Twitter.com has become a central part of my online experience, as one can probably see by the focus on it on the sidebar. So, what makes it so special?
First, let’s define what the Twitter platform is.
Twitter = Length-constrained globally accessible Pseudo-IM that’s tribes-enabled and logged, featuring content-based networking tools. That’s a mouthful so let’s break it down
- Length-Constrained: Each posting on twitter can only be up to 140 characters long (including spaces, punctuation, etc)
- Pseudo-IM: Short bursts of conversational content. Thoughts, feelings, musings, inspiration, funny links, etc.
- Globally accessible: By default, anyone in the world can see any of your postings to the site. More importantly, anyone can respond to them and engage you directly.
- Tribes-enabled: My definition, based on Tribes: We Need You To Lead Us by Seth Godin, is based around Twitter’s “follow” functionality, which allows any user to “follow” any other user, so that their updates appear in their incoming stream of content. Unlike Facebook or Myspace, you do not need to confirm someone in order for them to start receiving your content. As you build your tribe, you have several ways of interacting.

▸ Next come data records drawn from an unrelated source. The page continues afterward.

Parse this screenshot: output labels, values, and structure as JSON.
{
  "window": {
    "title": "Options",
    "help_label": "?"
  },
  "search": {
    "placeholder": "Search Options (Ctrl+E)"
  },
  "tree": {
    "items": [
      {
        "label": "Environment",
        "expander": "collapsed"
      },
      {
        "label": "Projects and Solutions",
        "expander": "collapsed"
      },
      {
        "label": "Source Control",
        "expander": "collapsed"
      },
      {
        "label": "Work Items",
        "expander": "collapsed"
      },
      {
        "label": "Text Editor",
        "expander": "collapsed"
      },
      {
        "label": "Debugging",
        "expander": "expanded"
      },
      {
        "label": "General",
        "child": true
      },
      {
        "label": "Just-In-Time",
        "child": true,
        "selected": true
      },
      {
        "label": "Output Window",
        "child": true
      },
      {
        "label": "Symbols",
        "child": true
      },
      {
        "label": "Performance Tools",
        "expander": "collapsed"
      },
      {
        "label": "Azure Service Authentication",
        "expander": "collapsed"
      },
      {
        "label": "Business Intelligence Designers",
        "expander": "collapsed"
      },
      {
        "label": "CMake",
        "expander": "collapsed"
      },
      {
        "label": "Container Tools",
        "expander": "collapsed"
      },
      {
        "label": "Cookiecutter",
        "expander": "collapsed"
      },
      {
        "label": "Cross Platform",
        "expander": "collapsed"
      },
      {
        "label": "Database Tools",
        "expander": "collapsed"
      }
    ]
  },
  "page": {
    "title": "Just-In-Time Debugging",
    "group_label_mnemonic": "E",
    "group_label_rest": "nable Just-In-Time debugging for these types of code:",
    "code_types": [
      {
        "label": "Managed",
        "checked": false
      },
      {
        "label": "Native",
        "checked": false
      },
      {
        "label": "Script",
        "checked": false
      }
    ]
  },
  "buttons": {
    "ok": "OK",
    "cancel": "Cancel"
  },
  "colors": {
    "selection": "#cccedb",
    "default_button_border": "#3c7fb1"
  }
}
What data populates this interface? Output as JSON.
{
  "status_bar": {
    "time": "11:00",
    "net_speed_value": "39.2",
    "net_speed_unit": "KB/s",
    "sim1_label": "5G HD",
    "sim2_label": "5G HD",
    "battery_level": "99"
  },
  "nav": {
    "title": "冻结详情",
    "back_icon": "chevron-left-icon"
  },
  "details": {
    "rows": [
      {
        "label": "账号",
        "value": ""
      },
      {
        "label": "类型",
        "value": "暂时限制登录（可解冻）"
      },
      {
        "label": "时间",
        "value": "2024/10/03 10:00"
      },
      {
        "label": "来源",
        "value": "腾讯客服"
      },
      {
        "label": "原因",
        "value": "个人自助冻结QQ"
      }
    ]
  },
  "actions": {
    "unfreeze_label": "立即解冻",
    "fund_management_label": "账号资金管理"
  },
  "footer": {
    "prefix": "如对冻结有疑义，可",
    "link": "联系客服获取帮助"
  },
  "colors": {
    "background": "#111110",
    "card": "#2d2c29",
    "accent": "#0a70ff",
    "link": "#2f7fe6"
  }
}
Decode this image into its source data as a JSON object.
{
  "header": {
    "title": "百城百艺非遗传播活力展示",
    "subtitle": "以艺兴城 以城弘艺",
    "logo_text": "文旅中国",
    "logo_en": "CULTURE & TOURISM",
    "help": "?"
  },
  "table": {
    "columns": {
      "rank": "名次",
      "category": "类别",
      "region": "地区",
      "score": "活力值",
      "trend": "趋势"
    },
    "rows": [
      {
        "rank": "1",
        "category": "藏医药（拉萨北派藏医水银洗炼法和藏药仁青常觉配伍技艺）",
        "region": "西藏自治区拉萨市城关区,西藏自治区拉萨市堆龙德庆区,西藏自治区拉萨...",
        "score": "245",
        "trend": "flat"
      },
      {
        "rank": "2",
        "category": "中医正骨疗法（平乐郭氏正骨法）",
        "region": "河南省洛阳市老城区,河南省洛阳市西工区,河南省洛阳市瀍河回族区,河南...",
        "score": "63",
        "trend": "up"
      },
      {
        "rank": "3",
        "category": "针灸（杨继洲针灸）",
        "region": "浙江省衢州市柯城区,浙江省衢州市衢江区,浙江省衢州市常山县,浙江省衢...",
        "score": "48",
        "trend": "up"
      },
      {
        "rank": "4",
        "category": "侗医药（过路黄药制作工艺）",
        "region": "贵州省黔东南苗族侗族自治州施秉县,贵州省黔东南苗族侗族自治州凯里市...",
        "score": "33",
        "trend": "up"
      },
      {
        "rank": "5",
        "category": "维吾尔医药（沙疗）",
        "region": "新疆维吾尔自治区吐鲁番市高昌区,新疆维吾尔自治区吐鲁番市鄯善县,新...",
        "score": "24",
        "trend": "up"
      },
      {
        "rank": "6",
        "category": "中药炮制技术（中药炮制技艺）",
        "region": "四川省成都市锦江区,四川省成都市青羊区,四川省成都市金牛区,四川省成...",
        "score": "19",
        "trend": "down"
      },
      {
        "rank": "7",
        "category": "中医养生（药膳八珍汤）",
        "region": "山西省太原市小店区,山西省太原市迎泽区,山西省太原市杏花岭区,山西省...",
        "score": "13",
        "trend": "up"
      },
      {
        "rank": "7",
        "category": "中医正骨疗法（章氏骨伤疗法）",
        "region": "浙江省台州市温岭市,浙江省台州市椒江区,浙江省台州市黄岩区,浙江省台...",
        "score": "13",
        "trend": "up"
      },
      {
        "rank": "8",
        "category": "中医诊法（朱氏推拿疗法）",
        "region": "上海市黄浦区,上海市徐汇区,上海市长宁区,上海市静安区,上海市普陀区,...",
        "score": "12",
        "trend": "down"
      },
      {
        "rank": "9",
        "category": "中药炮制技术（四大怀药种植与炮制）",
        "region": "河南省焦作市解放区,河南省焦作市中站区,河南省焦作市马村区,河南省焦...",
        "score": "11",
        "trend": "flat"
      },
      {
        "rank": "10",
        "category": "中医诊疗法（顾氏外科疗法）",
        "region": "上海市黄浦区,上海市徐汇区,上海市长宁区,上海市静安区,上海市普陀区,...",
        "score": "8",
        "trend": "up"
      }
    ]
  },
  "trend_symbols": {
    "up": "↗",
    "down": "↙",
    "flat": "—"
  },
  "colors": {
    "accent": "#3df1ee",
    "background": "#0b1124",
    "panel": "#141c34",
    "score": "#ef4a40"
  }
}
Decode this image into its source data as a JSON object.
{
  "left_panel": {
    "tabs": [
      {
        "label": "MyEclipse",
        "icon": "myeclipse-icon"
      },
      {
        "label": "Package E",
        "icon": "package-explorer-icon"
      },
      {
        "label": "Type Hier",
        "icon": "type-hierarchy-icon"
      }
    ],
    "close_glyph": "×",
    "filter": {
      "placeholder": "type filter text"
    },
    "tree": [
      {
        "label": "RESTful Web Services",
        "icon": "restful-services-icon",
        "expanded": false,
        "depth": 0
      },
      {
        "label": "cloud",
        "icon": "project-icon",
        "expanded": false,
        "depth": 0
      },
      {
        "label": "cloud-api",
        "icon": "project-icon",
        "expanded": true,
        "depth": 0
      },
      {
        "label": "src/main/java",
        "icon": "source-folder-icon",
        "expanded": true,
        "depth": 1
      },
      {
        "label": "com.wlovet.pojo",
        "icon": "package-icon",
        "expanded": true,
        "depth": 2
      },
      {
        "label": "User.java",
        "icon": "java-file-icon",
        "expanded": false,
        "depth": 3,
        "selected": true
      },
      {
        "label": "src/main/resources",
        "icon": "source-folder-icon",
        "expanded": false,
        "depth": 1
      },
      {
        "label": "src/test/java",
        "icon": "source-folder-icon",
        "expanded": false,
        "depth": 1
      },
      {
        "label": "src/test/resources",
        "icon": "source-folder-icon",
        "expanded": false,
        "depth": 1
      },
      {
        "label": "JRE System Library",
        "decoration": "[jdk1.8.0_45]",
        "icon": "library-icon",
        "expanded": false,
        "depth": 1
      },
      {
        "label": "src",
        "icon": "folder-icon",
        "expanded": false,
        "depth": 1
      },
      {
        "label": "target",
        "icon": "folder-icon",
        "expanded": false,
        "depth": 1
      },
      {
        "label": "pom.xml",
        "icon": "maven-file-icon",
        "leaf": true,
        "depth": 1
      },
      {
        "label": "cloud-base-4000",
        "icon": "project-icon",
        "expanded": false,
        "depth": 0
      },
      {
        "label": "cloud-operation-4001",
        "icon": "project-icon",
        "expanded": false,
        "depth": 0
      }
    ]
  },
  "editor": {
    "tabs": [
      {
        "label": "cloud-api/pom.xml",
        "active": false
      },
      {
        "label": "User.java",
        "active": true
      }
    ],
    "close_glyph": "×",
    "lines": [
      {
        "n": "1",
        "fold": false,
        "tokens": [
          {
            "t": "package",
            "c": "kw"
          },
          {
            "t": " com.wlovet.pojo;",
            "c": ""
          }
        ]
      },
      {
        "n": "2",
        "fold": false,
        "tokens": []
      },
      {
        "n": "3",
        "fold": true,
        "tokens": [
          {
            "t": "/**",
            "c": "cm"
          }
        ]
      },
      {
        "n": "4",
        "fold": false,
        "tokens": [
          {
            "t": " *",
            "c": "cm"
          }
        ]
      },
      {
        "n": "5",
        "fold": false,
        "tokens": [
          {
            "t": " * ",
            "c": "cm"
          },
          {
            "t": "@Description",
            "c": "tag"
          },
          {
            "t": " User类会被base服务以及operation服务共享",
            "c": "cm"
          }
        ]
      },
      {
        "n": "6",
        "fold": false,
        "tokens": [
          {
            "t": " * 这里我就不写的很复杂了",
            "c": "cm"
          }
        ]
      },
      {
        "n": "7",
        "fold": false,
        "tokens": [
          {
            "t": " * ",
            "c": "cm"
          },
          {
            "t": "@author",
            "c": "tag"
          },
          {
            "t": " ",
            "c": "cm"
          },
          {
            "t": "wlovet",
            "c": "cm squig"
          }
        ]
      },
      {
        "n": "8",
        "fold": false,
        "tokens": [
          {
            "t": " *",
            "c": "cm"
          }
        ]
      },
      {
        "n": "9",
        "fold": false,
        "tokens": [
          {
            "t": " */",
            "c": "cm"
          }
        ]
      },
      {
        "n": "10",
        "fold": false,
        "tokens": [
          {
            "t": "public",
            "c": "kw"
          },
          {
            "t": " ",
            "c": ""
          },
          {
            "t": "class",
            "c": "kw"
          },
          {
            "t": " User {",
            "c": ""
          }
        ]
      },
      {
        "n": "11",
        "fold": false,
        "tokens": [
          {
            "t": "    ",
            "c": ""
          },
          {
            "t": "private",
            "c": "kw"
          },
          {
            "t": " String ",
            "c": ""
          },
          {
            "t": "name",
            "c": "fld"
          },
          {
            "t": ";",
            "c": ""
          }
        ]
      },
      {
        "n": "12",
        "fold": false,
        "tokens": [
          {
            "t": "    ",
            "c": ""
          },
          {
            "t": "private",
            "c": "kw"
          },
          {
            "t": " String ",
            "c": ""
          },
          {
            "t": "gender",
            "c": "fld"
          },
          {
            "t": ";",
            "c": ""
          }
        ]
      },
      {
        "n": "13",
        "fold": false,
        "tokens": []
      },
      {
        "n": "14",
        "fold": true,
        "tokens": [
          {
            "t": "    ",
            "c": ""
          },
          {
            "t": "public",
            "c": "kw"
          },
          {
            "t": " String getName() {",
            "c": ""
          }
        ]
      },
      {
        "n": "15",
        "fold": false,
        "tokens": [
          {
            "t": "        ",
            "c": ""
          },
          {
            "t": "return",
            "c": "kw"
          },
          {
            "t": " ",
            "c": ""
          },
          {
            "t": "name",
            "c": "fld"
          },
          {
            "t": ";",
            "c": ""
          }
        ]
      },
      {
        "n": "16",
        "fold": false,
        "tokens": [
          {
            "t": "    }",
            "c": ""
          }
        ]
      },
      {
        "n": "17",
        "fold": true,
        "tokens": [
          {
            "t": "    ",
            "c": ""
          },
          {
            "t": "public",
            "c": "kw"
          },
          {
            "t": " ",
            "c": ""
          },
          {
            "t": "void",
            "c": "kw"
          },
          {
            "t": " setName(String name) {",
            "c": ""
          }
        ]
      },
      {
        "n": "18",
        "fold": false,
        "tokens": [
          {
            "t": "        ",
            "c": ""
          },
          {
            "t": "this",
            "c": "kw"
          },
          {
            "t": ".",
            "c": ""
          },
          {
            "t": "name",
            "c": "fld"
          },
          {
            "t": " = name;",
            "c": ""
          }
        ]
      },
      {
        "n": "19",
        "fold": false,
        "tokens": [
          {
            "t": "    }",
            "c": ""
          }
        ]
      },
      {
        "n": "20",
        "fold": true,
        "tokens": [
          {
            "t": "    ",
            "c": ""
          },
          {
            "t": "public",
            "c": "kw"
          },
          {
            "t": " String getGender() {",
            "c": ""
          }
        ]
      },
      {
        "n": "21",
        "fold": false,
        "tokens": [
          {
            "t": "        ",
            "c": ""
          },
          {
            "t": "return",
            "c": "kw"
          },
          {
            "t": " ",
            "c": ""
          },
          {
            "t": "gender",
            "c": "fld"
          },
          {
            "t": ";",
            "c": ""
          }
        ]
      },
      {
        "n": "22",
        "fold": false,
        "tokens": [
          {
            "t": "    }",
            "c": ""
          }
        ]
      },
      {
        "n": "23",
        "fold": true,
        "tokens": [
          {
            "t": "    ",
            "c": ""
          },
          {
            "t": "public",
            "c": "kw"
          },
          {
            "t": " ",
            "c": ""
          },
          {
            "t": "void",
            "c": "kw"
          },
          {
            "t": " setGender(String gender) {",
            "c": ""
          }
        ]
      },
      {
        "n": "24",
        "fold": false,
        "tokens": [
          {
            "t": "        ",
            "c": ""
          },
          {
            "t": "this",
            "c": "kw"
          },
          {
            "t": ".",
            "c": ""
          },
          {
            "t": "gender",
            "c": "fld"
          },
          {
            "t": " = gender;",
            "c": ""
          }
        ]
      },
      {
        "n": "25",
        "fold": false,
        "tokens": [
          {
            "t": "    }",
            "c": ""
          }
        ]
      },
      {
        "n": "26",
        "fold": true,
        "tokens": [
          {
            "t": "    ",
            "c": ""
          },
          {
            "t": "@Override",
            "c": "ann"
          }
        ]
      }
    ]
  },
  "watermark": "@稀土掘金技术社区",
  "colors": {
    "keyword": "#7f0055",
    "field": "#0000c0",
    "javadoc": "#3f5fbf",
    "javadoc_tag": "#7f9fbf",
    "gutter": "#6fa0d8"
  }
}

- You can post a message out into your ‘stream’ which anyone following you or searching can read
- You can direct a message at someone but still have it reside in your public feed by preceeding the message with an @username (e.g. “@jeremymeyers Your new blog post is awesome!”
- If you are following someone and they are also following you, you can send them a private message that only they can see.
- Logged: Public conversations are on twitter.com indefinitely, so they can be referenced in the future. In fact, the definition above came from something I posted on December 12th.
- Content-based networking tools: This is where it gets interesting. Twitter features a pretty robust search engine, allowing you to search not only for people, but for anything anyone has ever posted to the site. This makes finding interesting people saying remarkable things about topics you are interested in very simple. And since there’s no barrier to engagement, you can follow them and say hi immediately.
This may seem to some like a fancy way of pushing out Facebook updates, but as more and more interesting people join and start using the service a remarkable thing starts happening. The old barriers to being able to contact people fall away. Imagine this scenario: You’re a writer with a book almost completed and no contacts in the publishing industry. You go on twitter and notice that the VP of Editorial at Bantam has a twitter account. You can go and see what they’re thinking about, who they’re talking to, what’s interesting to them. Then you can engage them in authentic communication, build up a relationship, and before you know it you have a friend who can help you out.
Now imagine being able to do this with Rachel Maddow (@maddow). Or Adam Savage from Mythbusters (@donttrythis). Or potential Surgeon General Sanjay Gupta (@cnnhealth), or ?uestlove from The Roots, or the guys behind Threadless.com.
I think what I really love about twitter is its a great democratic equalizer. We’re all just people, and we’re there to make connections that allow us to give and receive value. Twitter makes it easy to find people who are into what you’re into, and want to have great conversations and debates and grow and learn. If you use it right, your life can be affected in any number of ways.
Pro Tip: If you find yourself using the site with any regularlity, I suggest using the free program TweetDeck as your interface into it. Its dashboard system makes keeping track of the various threads of conversation much easier than twitter.com’s own website.